Channeling online traffic flows using a specific tag towards your own website to gain more money? To any person making use of the trick, you are brilliant, but unfortunately, you are completely absent of your humane feelings. I don’t know what the underlying motives are for this person, but just, sense of humanity becomes a very lackadaisical by-product here.

Source: BBC Trending

 

This is what the eBay seller offers, anyway. Nevertheless, if you try to click MH370.com right now, it looks like the website has been taken down.

mh370 bid

MH370

mh370

 

 

It was supposed to be a normal flight like any other do. Families waiting for their beloved ones after a few days’ travel, couples to meet their relatives back in town, students taking a long break after that enduring, oftentimes excruciating, series of school activities, employees taking their short break to release their stresses, and myriad stories to go. They boarded one of the world’s most excellent airlines, having – despite occasional minor incidents – excellently, and safely, brought more than 12 million passengers worldwide, putting on themselves normal expectations on what to do after their arrival back home.

But the flight, taking place from Kuala Lumpur to Beijing, had never arrived ever since. On March 8, deep down in its early dusk, the plane’s signal disappeared. So do the passengers. And up to this moment, the day this post is published, despite intensive efforts by numerous countries to track the aircraft – going so far as involving more than 40 jets and up to 30 ships, none of the attempts has resulted in any definitive answers for its mystery, though. As long as the search goes, rumors, speculation, and even conspiracy theories color the ongoing conversations, in particular social media.

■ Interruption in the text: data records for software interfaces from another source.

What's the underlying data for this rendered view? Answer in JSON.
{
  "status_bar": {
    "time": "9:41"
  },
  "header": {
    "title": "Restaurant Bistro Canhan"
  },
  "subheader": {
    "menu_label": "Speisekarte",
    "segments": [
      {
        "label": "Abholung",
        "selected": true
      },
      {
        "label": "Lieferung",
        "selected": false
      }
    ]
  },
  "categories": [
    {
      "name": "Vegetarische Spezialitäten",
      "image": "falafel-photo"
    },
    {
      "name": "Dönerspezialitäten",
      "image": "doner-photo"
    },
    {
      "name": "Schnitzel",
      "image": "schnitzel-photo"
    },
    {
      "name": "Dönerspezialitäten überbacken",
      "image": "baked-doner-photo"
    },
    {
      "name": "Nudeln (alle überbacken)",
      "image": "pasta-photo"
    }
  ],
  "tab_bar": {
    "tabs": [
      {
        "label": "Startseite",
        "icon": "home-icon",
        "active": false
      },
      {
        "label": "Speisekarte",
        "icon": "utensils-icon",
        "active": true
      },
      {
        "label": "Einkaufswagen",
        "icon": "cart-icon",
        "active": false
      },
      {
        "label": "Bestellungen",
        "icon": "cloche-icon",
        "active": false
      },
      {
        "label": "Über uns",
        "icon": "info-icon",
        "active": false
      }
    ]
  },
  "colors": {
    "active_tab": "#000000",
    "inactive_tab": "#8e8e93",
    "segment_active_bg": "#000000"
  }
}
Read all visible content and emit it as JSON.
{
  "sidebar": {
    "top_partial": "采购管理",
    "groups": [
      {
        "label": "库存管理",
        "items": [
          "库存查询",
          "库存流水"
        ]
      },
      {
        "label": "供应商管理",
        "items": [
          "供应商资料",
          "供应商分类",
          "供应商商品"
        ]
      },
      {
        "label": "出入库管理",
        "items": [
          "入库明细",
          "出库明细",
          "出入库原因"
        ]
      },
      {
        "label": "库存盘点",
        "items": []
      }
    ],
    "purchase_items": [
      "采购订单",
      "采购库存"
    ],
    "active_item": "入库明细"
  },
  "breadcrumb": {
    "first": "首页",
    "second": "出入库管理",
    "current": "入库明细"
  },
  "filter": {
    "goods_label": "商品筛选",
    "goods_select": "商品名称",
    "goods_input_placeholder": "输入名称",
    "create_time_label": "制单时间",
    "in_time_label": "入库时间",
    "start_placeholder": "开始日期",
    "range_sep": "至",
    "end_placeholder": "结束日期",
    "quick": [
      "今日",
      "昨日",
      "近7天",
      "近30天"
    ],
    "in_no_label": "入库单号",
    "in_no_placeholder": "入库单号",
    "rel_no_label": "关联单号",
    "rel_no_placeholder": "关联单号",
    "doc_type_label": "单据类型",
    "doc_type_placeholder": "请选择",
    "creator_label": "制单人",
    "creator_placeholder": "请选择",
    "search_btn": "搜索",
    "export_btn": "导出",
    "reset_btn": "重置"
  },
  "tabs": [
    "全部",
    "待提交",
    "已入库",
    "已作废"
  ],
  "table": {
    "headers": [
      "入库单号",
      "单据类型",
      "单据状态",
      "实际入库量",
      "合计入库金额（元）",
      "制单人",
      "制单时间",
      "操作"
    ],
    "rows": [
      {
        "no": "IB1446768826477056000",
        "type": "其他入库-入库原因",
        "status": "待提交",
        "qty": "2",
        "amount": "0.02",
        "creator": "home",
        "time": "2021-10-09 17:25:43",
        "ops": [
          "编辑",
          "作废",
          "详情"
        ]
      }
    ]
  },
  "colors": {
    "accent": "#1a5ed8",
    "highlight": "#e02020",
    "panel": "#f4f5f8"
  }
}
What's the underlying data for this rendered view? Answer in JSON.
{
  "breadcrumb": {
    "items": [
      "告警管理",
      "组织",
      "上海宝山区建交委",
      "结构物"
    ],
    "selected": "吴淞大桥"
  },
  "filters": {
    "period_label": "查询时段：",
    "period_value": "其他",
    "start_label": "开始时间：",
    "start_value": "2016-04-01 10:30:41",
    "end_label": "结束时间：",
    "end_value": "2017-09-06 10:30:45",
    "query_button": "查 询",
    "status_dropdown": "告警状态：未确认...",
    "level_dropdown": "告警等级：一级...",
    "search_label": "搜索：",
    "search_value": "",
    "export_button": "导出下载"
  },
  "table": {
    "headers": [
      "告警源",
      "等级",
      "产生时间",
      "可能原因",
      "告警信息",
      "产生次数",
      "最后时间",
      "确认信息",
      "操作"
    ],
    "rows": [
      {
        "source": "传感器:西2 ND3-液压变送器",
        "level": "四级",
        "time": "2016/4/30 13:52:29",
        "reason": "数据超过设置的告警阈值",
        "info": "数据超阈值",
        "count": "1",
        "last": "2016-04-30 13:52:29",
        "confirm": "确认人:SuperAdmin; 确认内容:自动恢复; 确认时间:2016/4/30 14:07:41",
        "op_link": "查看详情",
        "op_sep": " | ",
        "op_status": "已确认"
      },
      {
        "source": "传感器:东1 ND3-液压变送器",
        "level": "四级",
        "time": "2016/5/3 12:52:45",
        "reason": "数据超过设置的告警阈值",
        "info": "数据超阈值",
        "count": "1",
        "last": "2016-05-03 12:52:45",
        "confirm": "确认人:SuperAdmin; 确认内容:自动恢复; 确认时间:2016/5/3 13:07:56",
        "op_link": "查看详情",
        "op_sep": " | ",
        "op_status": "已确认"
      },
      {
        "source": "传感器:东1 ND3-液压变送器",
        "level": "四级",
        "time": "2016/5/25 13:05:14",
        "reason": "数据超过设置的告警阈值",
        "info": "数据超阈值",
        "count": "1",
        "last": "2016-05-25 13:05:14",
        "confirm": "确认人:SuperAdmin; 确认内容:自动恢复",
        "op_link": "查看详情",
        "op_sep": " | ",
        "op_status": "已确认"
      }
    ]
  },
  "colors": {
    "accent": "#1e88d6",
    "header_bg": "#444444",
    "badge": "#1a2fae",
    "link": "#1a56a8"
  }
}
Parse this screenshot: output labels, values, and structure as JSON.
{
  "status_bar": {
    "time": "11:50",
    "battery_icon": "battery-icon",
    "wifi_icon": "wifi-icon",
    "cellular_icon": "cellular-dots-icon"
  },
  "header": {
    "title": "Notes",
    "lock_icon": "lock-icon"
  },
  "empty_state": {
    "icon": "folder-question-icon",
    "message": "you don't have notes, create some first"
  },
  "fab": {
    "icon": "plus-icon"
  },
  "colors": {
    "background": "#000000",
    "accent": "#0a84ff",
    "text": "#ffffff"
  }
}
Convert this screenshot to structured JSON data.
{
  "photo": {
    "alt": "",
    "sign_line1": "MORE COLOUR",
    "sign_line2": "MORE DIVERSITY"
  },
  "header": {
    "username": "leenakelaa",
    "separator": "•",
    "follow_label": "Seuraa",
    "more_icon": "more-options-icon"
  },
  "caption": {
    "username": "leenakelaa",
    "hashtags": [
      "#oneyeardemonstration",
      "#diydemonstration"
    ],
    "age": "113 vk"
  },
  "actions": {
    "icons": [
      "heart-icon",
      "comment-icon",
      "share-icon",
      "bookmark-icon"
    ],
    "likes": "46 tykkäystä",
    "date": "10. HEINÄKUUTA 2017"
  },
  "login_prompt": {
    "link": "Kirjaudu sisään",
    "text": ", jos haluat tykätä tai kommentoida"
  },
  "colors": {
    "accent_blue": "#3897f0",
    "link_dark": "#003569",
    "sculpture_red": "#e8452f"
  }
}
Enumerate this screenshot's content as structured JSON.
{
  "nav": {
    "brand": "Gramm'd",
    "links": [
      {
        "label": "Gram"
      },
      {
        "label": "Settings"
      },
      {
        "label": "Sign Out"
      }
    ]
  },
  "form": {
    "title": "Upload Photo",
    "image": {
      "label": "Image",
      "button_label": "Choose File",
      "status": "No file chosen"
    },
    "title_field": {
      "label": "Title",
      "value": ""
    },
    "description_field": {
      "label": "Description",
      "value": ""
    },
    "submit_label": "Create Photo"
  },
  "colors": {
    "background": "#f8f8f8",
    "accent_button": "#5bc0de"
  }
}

We heard stories from Vietnam authorities that the plane has crashed at seas – the source was obscure. The rescue teams discovered slicks of oil thought to be that of the aircraft – these slicks were from tankers. Other teams had discovered what was thought to be parts of the aircraft – they turn out to be random items discarded at sea. Two mysterious passengers, having boarded the flight using forged passports, who were once suspected of a possible terrorism plot, were no more than hopeful Iranian migrants looking for a better life in Europe.

The mystery remains at bay, and frustration escalates into deep anguish, and anger. The passengers’ families in Beijing unceasingly storm the Malaysian Airlines officials regarding their relatives’ fate; as long as the search results in null-and-void, there is nothing much the company can do. They are being shouted at, yelled at, and even thrown water bottles, by some of the family members. Still, though, without any valid results from the search-and-rescue teams, there is nothing much the company can do.

With things remaining in limbo, I can only hope for one thing, though: whether it will be good news, whether it will be bad news, let there be light for the families left behind. May all their beloved ones be allowed to gain the truth, even if it means they have to prepare for the worst consequences. Let there be light for everyone.

 

The Straits Times has compiled some of the stories from Malaysia Airlines MH370’s passengers, and some of these may be heartbreaking. Read the full article, titled ‘Faces of MH370’, here.